"""
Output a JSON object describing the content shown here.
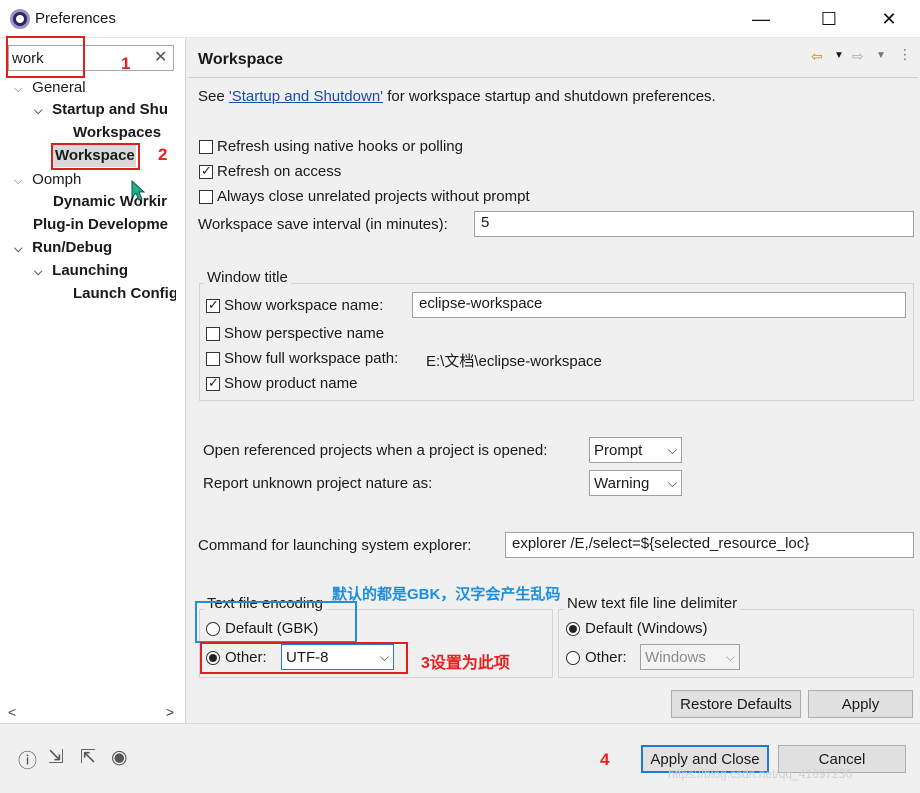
{
  "window": {
    "title": "Preferences",
    "minimize": "—",
    "maximize": "☐",
    "close": "✕"
  },
  "filter": {
    "value": "work",
    "clear": "✕"
  },
  "tree": {
    "items": [
      {
        "label": "General",
        "twisty": "⌵"
      },
      {
        "label": "Startup and Shu",
        "twisty": "⌵"
      },
      {
        "label": "Workspaces"
      },
      {
        "label": "Workspace"
      },
      {
        "label": "Oomph",
        "twisty": "⌵"
      },
      {
        "label": "Dynamic Workir"
      },
      {
        "label": "Plug-in Developme"
      },
      {
        "label": "Run/Debug",
        "twisty": "⌵"
      },
      {
        "label": "Launching",
        "twisty": "⌵"
      },
      {
        "label": "Launch Config"
      }
    ],
    "scroll_left": "<",
    "scroll_right": ">"
  },
  "annotations": {
    "n1": "1",
    "n2": "2",
    "n3": "3设置为此项",
    "n4": "4",
    "blue_note": "默认的都是GBK，汉字会产生乱码"
  },
  "page": {
    "title": "Workspace",
    "intro_prefix": "See ",
    "intro_link": "'Startup and Shutdown'",
    "intro_suffix": " for workspace startup and shutdown preferences.",
    "refresh_native": "Refresh using native hooks or polling",
    "refresh_access": "Refresh on access",
    "always_close": "Always close unrelated projects without prompt",
    "save_interval_label": "Workspace save interval (in minutes):",
    "save_interval_value": "5",
    "window_title_group": "Window title",
    "show_ws_name": "Show workspace name:",
    "ws_name_value": "eclipse-workspace",
    "show_perspective": "Show perspective name",
    "show_full_path": "Show full workspace path:",
    "full_path_value": "E:\\文档\\eclipse-workspace",
    "show_product": "Show product name",
    "open_ref_label": "Open referenced projects when a project is opened:",
    "open_ref_value": "Prompt",
    "report_unknown_label": "Report unknown project nature as:",
    "report_unknown_value": "Warning",
    "explorer_label": "Command for launching system explorer:",
    "explorer_value": "explorer /E,/select=${selected_resource_loc}",
    "encoding_group": "Text file encoding",
    "encoding_default": "Default (GBK)",
    "encoding_other": "Other:",
    "encoding_other_value": "UTF-8",
    "delimiter_group": "New text file line delimiter",
    "delimiter_default": "Default (Windows)",
    "delimiter_other": "Other:",
    "delimiter_other_value": "Windows",
    "restore_defaults": "Restore Defaults",
    "apply": "Apply"
  },
  "footer": {
    "apply_close": "Apply and Close",
    "cancel": "Cancel",
    "watermark": "https://blog.csdn.net/qq_41697230"
  },
  "icons": [
    "eclipse-app-icon",
    "help-icon",
    "import-icon",
    "export-icon",
    "record-icon",
    "back-icon",
    "forward-icon",
    "menu-icon"
  ]
}
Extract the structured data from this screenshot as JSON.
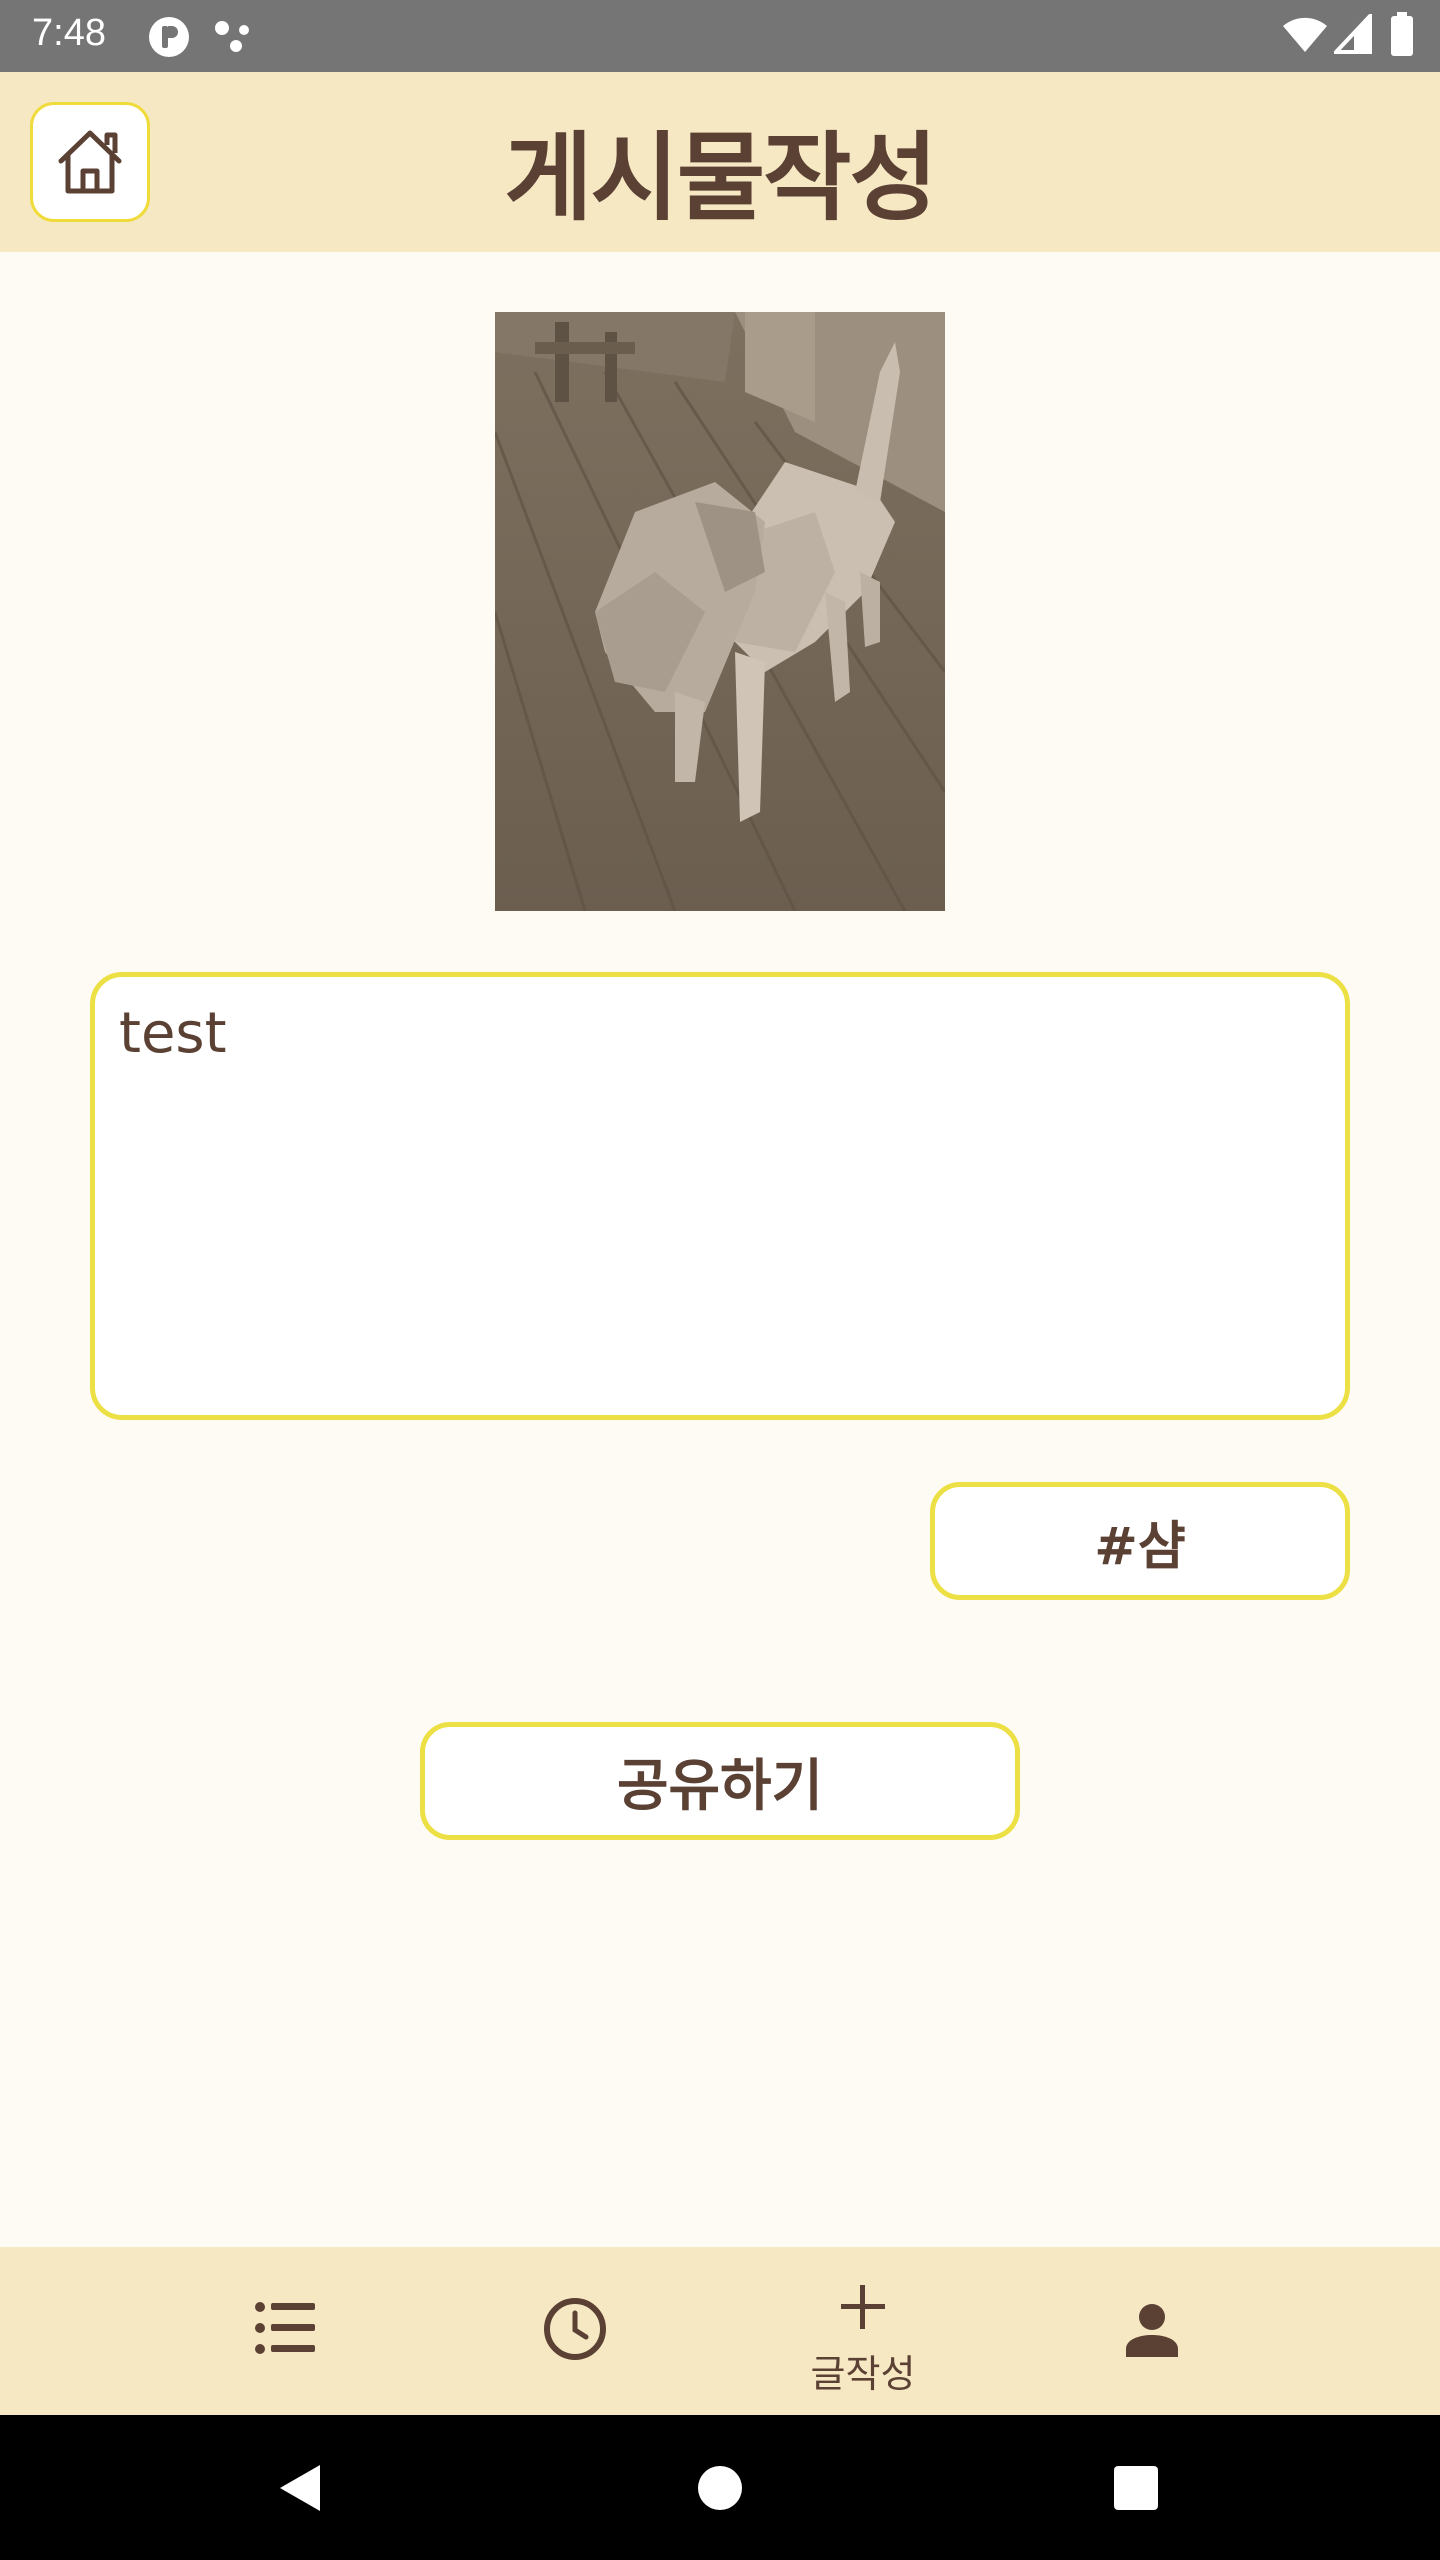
{
  "status_bar": {
    "time": "7:48",
    "icons": [
      "app-notification-icon",
      "dots-icon",
      "wifi-icon",
      "signal-icon",
      "battery-icon"
    ]
  },
  "header": {
    "title": "게시물작성",
    "home_icon": "home-icon"
  },
  "post": {
    "photo_description_icon": "photo",
    "content_value": "test",
    "tag_label": "#샴",
    "share_label": "공유하기"
  },
  "bottom_nav": {
    "items": [
      {
        "icon": "list-icon",
        "label": ""
      },
      {
        "icon": "clock-icon",
        "label": ""
      },
      {
        "icon": "plus-icon",
        "label": "글작성"
      },
      {
        "icon": "person-icon",
        "label": ""
      }
    ]
  },
  "system_nav": {
    "icons": [
      "back-icon",
      "home-circle-icon",
      "recents-icon"
    ]
  },
  "colors": {
    "header_bg": "#f6e8c3",
    "page_bg": "#fefbf5",
    "accent_border": "#ece045",
    "text_brown": "#5b4034",
    "status_bar": "#757575"
  }
}
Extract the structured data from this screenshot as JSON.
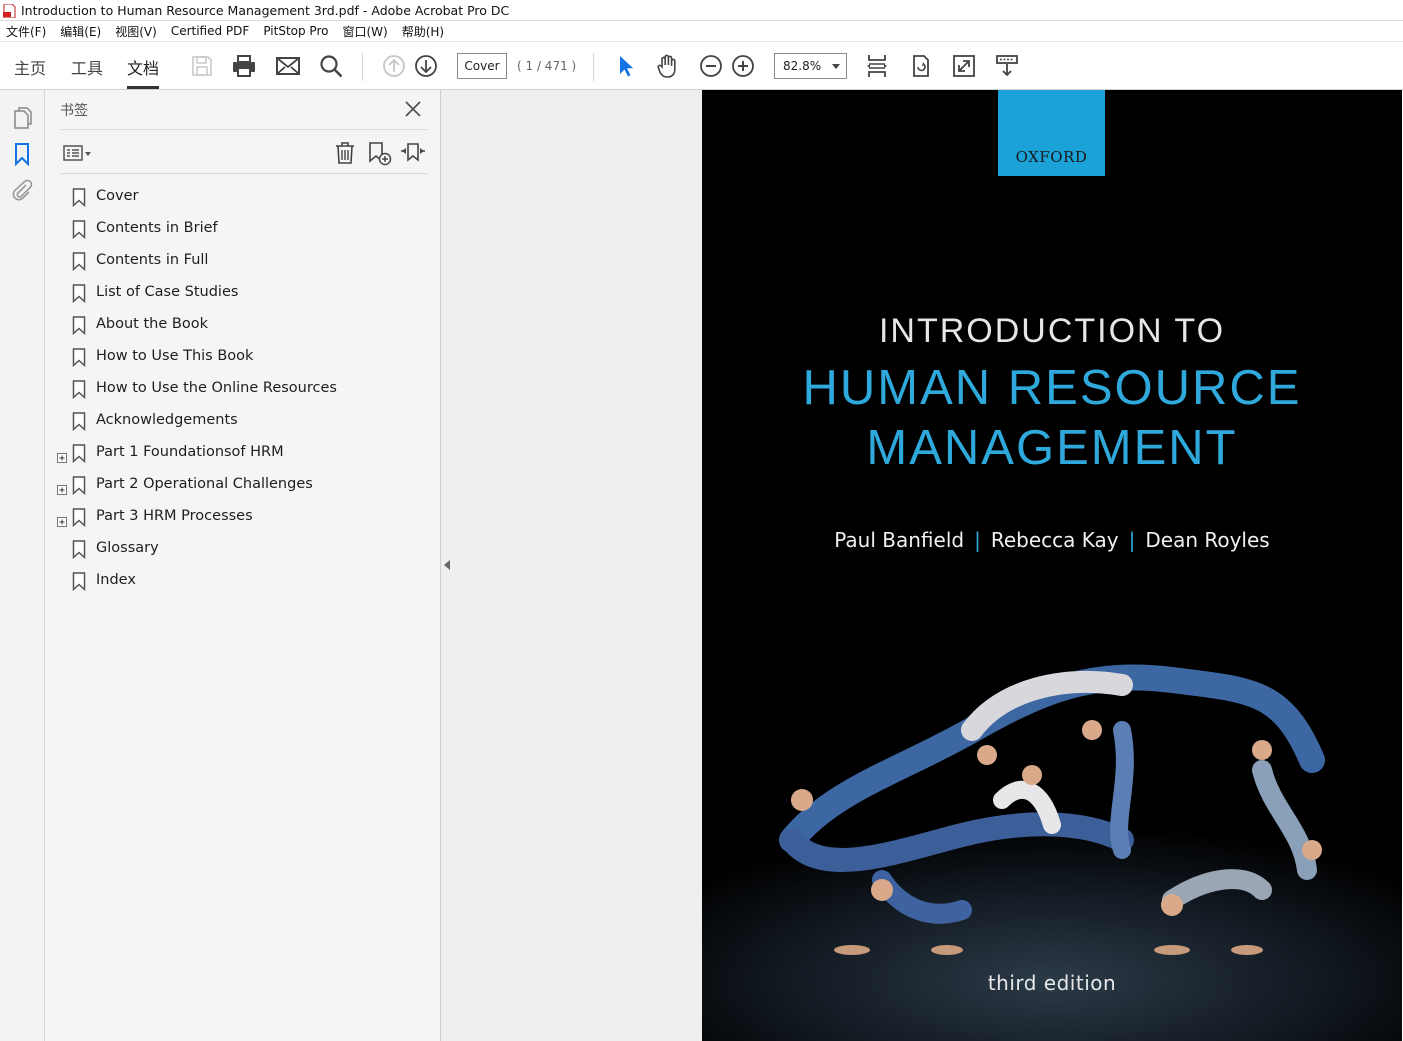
{
  "window": {
    "title": "Introduction to Human Resource Management 3rd.pdf - Adobe Acrobat Pro DC"
  },
  "menu": [
    "文件(F)",
    "编辑(E)",
    "视图(V)",
    "Certified PDF",
    "PitStop Pro",
    "窗口(W)",
    "帮助(H)"
  ],
  "toolbar": {
    "tabs": [
      "主页",
      "工具",
      "文档"
    ],
    "active_tab": "文档",
    "page_field": "Cover",
    "page_count": "( 1 / 471 )",
    "zoom": "82.8%"
  },
  "bookmarks_panel": {
    "title": "书签",
    "items": [
      {
        "label": "Cover",
        "expandable": false
      },
      {
        "label": "Contents in Brief",
        "expandable": false
      },
      {
        "label": "Contents in Full",
        "expandable": false
      },
      {
        "label": "List of Case Studies",
        "expandable": false
      },
      {
        "label": "About the Book",
        "expandable": false
      },
      {
        "label": "How to Use This Book",
        "expandable": false
      },
      {
        "label": "How to Use the Online Resources",
        "expandable": false
      },
      {
        "label": "Acknowledgements",
        "expandable": false
      },
      {
        "label": "Part 1 Foundationsof HRM",
        "expandable": true
      },
      {
        "label": "Part 2 Operational Challenges",
        "expandable": true
      },
      {
        "label": "Part 3 HRM Processes",
        "expandable": true
      },
      {
        "label": "Glossary",
        "expandable": false
      },
      {
        "label": "Index",
        "expandable": false
      }
    ]
  },
  "cover": {
    "publisher": "OXFORD",
    "title_line1": "INTRODUCTION TO",
    "title_line2": "HUMAN RESOURCE",
    "title_line3": "MANAGEMENT",
    "authors": [
      "Paul Banfield",
      "Rebecca Kay",
      "Dean Royles"
    ],
    "author_separator": "|",
    "edition": "third edition"
  },
  "colors": {
    "accent_blue": "#2fa9dc",
    "oxford_box": "#1aa2d9",
    "active_icon": "#1473e6"
  }
}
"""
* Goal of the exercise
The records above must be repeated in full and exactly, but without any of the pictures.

* Written response
Output a JSON object describing the content shown here.
{
  "window": {
    "title": "Preferences",
    "minimize": "—",
    "maximize": "☐",
    "close": "✕"
  },
  "filter": {
    "value": "work",
    "clear": "✕"
  },
  "tree": {
    "items": [
      {
        "label": "General",
        "twisty": "⌵"
      },
      {
        "label": "Startup and Shu",
        "twisty": "⌵"
      },
      {
        "label": "Workspaces"
      },
      {
        "label": "Workspace"
      },
      {
        "label": "Oomph",
        "twisty": "⌵"
      },
      {
        "label": "Dynamic Workir"
      },
      {
        "label": "Plug-in Developme"
      },
      {
        "label": "Run/Debug",
        "twisty": "⌵"
      },
      {
        "label": "Launching",
        "twisty": "⌵"
      },
      {
        "label": "Launch Config"
      }
    ],
    "scroll_left": "<",
    "scroll_right": ">"
  },
  "annotations": {
    "n1": "1",
    "n2": "2",
    "n3": "3设置为此项",
    "n4": "4",
    "blue_note": "默认的都是GBK，汉字会产生乱码"
  },
  "page": {
    "title": "Workspace",
    "intro_prefix": "See ",
    "intro_link": "'Startup and Shutdown'",
    "intro_suffix": " for workspace startup and shutdown preferences.",
    "refresh_native": "Refresh using native hooks or polling",
    "refresh_access": "Refresh on access",
    "always_close": "Always close unrelated projects without prompt",
    "save_interval_label": "Workspace save interval (in minutes):",
    "save_interval_value": "5",
    "window_title_group": "Window title",
    "show_ws_name": "Show workspace name:",
    "ws_name_value": "eclipse-workspace",
    "show_perspective": "Show perspective name",
    "show_full_path": "Show full workspace path:",
    "full_path_value": "E:\\文档\\eclipse-workspace",
    "show_product": "Show product name",
    "open_ref_label": "Open referenced projects when a project is opened:",
    "open_ref_value": "Prompt",
    "report_unknown_label": "Report unknown project nature as:",
    "report_unknown_value": "Warning",
    "explorer_label": "Command for launching system explorer:",
    "explorer_value": "explorer /E,/select=${selected_resource_loc}",
    "encoding_group": "Text file encoding",
    "encoding_default": "Default (GBK)",
    "encoding_other": "Other:",
    "encoding_other_value": "UTF-8",
    "delimiter_group": "New text file line delimiter",
    "delimiter_default": "Default (Windows)",
    "delimiter_other": "Other:",
    "delimiter_other_value": "Windows",
    "restore_defaults": "Restore Defaults",
    "apply": "Apply"
  },
  "footer": {
    "apply_close": "Apply and Close",
    "cancel": "Cancel",
    "watermark": "https://blog.csdn.net/qq_41697230"
  },
  "icons": [
    "eclipse-app-icon",
    "help-icon",
    "import-icon",
    "export-icon",
    "record-icon",
    "back-icon",
    "forward-icon",
    "menu-icon"
  ]
}
Extract the structured data from this screenshot as JSON.
{
  "status_bar": {
    "time": "7:48",
    "icons": [
      "app-notification-icon",
      "dots-icon",
      "wifi-icon",
      "signal-icon",
      "battery-icon"
    ]
  },
  "header": {
    "title": "게시물작성",
    "home_icon": "home-icon"
  },
  "post": {
    "photo_description_icon": "photo",
    "content_value": "test",
    "tag_label": "#샴",
    "share_label": "공유하기"
  },
  "bottom_nav": {
    "items": [
      {
        "icon": "list-icon",
        "label": ""
      },
      {
        "icon": "clock-icon",
        "label": ""
      },
      {
        "icon": "plus-icon",
        "label": "글작성"
      },
      {
        "icon": "person-icon",
        "label": ""
      }
    ]
  },
  "system_nav": {
    "icons": [
      "back-icon",
      "home-circle-icon",
      "recents-icon"
    ]
  },
  "colors": {
    "header_bg": "#f6e8c3",
    "page_bg": "#fefbf5",
    "accent_border": "#ece045",
    "text_brown": "#5b4034",
    "status_bar": "#757575"
  }
}
Extract the structured data from this screenshot as JSON.
{
  "window": {
    "title": "Introduction to Human Resource Management 3rd.pdf - Adobe Acrobat Pro DC"
  },
  "menu": [
    "文件(F)",
    "编辑(E)",
    "视图(V)",
    "Certified PDF",
    "PitStop Pro",
    "窗口(W)",
    "帮助(H)"
  ],
  "toolbar": {
    "tabs": [
      "主页",
      "工具",
      "文档"
    ],
    "active_tab": "文档",
    "page_field": "Cover",
    "page_count": "( 1 / 471 )",
    "zoom": "82.8%"
  },
  "bookmarks_panel": {
    "title": "书签",
    "items": [
      {
        "label": "Cover",
        "expandable": false
      },
      {
        "label": "Contents in Brief",
        "expandable": false
      },
      {
        "label": "Contents in Full",
        "expandable": false
      },
      {
        "label": "List of Case Studies",
        "expandable": false
      },
      {
        "label": "About the Book",
        "expandable": false
      },
      {
        "label": "How to Use This Book",
        "expandable": false
      },
      {
        "label": "How to Use the Online Resources",
        "expandable": false
      },
      {
        "label": "Acknowledgements",
        "expandable": false
      },
      {
        "label": "Part 1 Foundationsof HRM",
        "expandable": true
      },
      {
        "label": "Part 2 Operational Challenges",
        "expandable": true
      },
      {
        "label": "Part 3 HRM Processes",
        "expandable": true
      },
      {
        "label": "Glossary",
        "expandable": false
      },
      {
        "label": "Index",
        "expandable": false
      }
    ]
  },
  "cover": {
    "publisher": "OXFORD",
    "title_line1": "INTRODUCTION TO",
    "title_line2": "HUMAN RESOURCE",
    "title_line3": "MANAGEMENT",
    "authors": [
      "Paul Banfield",
      "Rebecca Kay",
      "Dean Royles"
    ],
    "author_separator": "|",
    "edition": "third edition"
  },
  "colors": {
    "accent_blue": "#2fa9dc",
    "oxford_box": "#1aa2d9",
    "active_icon": "#1473e6"
  }
}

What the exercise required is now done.